» Data to use:

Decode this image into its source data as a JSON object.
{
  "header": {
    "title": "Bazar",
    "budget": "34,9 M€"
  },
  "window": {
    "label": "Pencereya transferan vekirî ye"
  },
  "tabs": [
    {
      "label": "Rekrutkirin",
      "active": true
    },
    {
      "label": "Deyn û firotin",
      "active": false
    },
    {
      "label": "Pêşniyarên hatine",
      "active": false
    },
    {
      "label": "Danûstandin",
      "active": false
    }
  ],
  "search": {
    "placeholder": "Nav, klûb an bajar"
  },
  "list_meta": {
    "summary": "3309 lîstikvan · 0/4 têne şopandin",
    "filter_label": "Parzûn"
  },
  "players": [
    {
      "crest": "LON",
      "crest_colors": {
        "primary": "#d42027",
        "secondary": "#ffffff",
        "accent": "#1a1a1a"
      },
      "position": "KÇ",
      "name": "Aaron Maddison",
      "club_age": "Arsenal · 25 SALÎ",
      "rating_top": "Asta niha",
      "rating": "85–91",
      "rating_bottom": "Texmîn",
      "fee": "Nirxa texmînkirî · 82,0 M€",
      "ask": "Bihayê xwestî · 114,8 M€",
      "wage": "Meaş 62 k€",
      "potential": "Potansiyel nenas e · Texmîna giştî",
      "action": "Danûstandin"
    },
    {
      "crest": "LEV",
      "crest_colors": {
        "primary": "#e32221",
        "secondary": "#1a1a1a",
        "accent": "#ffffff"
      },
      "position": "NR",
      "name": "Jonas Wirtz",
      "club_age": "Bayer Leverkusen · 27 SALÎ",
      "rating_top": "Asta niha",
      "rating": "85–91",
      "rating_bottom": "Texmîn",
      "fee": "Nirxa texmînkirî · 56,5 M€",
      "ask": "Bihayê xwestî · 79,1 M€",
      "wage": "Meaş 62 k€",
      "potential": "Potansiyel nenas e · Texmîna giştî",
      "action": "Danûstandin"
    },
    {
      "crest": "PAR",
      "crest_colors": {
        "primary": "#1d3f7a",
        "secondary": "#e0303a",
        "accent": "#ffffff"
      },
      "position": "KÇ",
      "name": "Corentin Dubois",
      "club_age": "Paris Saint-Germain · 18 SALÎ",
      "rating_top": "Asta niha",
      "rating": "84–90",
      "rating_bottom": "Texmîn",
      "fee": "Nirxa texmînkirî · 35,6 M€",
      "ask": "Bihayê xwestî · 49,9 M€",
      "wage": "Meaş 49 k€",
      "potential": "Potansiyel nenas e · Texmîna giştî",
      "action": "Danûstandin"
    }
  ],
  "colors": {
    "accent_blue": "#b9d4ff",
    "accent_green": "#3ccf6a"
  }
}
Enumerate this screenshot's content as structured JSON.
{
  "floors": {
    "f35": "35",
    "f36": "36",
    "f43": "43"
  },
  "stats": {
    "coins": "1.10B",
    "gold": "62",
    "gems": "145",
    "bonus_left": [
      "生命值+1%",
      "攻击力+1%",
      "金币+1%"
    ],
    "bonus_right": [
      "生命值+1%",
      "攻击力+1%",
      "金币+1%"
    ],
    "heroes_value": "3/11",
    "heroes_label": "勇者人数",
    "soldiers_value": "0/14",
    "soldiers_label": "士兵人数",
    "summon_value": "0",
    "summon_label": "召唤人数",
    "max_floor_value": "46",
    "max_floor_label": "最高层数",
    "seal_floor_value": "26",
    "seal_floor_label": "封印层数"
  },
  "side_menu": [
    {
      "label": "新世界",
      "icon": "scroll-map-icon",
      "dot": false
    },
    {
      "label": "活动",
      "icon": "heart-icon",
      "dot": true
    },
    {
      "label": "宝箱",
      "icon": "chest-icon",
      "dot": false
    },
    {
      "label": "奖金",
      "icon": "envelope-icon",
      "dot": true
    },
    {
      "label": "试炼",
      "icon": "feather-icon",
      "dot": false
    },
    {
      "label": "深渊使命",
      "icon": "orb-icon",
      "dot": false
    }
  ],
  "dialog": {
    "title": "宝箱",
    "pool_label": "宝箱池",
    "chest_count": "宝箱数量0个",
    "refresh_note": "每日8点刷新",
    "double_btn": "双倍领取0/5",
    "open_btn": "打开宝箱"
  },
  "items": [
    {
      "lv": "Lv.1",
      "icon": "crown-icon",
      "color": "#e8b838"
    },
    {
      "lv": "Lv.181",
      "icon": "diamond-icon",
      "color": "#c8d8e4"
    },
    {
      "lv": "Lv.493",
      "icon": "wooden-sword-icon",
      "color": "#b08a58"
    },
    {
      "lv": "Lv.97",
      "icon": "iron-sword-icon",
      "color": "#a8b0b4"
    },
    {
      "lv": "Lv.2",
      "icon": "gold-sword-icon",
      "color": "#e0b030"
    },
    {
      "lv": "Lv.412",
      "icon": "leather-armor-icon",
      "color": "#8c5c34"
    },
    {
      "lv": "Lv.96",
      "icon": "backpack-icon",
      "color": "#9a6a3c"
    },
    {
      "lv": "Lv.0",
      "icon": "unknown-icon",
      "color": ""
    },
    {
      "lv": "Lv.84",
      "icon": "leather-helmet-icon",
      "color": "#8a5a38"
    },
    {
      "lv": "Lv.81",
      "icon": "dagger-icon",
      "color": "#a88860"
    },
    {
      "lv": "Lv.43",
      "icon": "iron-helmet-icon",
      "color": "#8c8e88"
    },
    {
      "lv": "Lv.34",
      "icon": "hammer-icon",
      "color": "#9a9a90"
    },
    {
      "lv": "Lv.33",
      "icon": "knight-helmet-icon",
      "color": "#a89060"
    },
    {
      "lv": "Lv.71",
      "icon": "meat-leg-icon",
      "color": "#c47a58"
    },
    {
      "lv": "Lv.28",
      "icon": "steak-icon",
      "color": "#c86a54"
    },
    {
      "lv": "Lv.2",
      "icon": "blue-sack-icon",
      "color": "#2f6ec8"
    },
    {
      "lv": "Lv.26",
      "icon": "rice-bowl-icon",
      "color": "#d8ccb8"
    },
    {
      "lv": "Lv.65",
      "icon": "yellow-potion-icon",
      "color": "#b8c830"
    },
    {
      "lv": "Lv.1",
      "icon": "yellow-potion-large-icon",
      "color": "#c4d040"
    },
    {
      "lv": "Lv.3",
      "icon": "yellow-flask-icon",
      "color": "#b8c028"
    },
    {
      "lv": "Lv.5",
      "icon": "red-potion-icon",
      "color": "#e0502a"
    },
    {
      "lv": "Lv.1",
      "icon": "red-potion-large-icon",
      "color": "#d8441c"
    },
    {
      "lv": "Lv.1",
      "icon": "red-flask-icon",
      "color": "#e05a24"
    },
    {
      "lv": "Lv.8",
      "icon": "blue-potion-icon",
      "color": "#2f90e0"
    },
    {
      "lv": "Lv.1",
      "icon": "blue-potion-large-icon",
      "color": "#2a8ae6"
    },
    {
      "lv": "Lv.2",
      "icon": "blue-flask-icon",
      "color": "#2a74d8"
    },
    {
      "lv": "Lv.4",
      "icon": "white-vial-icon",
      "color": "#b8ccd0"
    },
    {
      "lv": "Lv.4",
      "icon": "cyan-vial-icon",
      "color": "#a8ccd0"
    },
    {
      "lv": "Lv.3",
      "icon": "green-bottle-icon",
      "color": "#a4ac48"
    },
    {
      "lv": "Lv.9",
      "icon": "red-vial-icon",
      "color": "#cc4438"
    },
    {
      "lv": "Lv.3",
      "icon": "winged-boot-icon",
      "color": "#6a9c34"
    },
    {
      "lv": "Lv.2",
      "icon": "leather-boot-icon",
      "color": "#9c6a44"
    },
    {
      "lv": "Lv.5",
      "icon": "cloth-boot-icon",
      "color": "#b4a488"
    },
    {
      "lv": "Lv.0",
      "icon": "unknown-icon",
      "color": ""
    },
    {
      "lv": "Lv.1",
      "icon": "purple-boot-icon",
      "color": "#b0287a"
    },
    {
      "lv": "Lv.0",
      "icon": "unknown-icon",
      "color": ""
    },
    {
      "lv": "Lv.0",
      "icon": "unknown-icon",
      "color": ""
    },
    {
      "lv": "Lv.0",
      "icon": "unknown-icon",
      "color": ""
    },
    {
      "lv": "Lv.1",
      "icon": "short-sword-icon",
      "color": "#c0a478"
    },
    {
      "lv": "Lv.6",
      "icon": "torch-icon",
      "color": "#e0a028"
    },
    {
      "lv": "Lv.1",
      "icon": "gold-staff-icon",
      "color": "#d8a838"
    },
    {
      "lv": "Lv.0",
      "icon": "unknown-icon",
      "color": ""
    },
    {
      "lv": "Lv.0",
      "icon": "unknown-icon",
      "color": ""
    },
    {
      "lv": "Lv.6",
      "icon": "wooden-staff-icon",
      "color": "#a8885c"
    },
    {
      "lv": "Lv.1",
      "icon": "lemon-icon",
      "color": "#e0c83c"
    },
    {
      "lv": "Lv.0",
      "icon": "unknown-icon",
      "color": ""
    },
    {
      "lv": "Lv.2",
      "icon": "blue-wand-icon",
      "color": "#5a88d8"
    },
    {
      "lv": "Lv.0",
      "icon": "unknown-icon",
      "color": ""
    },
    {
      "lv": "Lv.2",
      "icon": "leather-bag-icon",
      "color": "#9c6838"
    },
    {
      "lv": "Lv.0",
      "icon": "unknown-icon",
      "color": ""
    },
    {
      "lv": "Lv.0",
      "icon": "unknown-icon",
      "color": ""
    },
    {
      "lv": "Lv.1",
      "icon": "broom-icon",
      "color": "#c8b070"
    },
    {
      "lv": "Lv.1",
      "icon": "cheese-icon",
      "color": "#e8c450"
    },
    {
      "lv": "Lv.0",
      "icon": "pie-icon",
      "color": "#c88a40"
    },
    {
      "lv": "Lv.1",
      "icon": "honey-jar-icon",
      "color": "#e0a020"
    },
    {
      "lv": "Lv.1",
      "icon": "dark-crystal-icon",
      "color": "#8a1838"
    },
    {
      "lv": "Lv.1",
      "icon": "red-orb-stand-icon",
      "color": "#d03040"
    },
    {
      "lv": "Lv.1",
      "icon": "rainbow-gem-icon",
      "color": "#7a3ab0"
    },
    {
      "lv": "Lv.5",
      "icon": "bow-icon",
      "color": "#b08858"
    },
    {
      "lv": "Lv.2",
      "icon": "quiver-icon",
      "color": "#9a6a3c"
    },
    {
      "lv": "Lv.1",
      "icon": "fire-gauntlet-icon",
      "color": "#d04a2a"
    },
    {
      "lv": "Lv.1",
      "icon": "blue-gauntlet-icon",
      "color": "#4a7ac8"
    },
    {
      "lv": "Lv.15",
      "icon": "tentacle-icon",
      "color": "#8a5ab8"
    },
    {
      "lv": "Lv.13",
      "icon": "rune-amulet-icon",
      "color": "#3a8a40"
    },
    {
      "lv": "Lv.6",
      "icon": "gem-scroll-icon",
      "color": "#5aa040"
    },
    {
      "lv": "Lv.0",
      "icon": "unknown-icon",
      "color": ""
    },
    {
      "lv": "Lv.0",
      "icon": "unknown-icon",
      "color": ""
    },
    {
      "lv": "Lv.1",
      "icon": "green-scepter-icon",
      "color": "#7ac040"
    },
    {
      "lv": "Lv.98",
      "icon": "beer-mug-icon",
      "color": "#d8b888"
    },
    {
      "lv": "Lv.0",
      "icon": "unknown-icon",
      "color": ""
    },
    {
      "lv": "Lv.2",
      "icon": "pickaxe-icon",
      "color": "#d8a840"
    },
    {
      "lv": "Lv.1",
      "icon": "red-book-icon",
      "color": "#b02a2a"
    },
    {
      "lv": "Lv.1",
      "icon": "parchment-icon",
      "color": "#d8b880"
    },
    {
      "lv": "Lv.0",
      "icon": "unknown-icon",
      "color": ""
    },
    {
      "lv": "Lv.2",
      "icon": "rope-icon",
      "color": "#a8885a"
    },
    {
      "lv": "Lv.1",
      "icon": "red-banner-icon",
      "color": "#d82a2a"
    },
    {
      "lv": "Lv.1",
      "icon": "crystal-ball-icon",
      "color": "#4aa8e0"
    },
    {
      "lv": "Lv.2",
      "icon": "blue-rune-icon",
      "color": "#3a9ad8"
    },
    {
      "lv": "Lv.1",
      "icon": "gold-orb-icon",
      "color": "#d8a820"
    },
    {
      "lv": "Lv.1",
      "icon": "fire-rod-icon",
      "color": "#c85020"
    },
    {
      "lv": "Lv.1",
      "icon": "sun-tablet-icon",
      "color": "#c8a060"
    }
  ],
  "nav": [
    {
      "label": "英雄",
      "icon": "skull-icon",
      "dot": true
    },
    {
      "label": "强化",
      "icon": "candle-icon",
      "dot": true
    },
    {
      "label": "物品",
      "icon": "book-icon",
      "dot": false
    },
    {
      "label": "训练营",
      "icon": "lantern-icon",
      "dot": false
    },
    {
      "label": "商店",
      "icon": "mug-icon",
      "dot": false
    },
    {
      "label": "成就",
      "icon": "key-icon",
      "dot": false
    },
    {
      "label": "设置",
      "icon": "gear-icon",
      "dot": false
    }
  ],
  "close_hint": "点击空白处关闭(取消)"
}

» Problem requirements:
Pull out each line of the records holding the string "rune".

» Written answer:
      "icon": "rune-amulet-icon",
      "icon": "blue-rune-icon",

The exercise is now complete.